[What the task requires] Output all the entries below. Each must match exactly.

[Supplied material]

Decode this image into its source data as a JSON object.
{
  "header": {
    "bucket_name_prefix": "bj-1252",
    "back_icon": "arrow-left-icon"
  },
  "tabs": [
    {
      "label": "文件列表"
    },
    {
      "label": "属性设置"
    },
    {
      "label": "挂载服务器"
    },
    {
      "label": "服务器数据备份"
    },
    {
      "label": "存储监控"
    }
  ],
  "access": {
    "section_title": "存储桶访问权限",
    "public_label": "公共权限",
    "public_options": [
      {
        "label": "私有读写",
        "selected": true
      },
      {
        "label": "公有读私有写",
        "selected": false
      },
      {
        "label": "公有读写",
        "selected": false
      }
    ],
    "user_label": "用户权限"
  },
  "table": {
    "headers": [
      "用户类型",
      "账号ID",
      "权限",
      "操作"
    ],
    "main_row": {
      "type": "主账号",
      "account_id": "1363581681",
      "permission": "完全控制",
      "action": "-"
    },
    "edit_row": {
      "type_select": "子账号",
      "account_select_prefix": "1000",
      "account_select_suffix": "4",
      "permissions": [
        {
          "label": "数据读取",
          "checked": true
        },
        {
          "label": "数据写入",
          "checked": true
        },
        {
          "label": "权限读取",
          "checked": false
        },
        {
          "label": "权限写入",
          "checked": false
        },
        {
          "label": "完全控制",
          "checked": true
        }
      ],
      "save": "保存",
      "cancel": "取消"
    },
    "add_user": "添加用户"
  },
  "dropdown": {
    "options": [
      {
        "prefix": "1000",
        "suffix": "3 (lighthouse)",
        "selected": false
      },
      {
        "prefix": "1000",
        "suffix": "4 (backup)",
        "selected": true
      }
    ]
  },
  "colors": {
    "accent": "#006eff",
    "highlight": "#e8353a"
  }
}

[Reply to the task]
Decode this image into its source data as a JSON object.
{
  "header": {
    "bucket_name_prefix": "bj-1252",
    "back_icon": "arrow-left-icon"
  },
  "tabs": [
    {
      "label": "文件列表"
    },
    {
      "label": "属性设置"
    },
    {
      "label": "挂载服务器"
    },
    {
      "label": "服务器数据备份"
    },
    {
      "label": "存储监控"
    }
  ],
  "access": {
    "section_title": "存储桶访问权限",
    "public_label": "公共权限",
    "public_options": [
      {
        "label": "私有读写",
        "selected": true
      },
      {
        "label": "公有读私有写",
        "selected": false
      },
      {
        "label": "公有读写",
        "selected": false
      }
    ],
    "user_label": "用户权限"
  },
  "table": {
    "headers": [
      "用户类型",
      "账号ID",
      "权限",
      "操作"
    ],
    "main_row": {
      "type": "主账号",
      "account_id": "1363581681",
      "permission": "完全控制",
      "action": "-"
    },
    "edit_row": {
      "type_select": "子账号",
      "account_select_prefix": "1000",
      "account_select_suffix": "4",
      "permissions": [
        {
          "label": "数据读取",
          "checked": true
        },
        {
          "label": "数据写入",
          "checked": true
        },
        {
          "label": "权限读取",
          "checked": false
        },
        {
          "label": "权限写入",
          "checked": false
        },
        {
          "label": "完全控制",
          "checked": true
        }
      ],
      "save": "保存",
      "cancel": "取消"
    },
    "add_user": "添加用户"
  },
  "dropdown": {
    "options": [
      {
        "prefix": "1000",
        "suffix": "3 (lighthouse)",
        "selected": false
      },
      {
        "prefix": "1000",
        "suffix": "4 (backup)",
        "selected": true
      }
    ]
  },
  "colors": {
    "accent": "#006eff",
    "highlight": "#e8353a"
  }
}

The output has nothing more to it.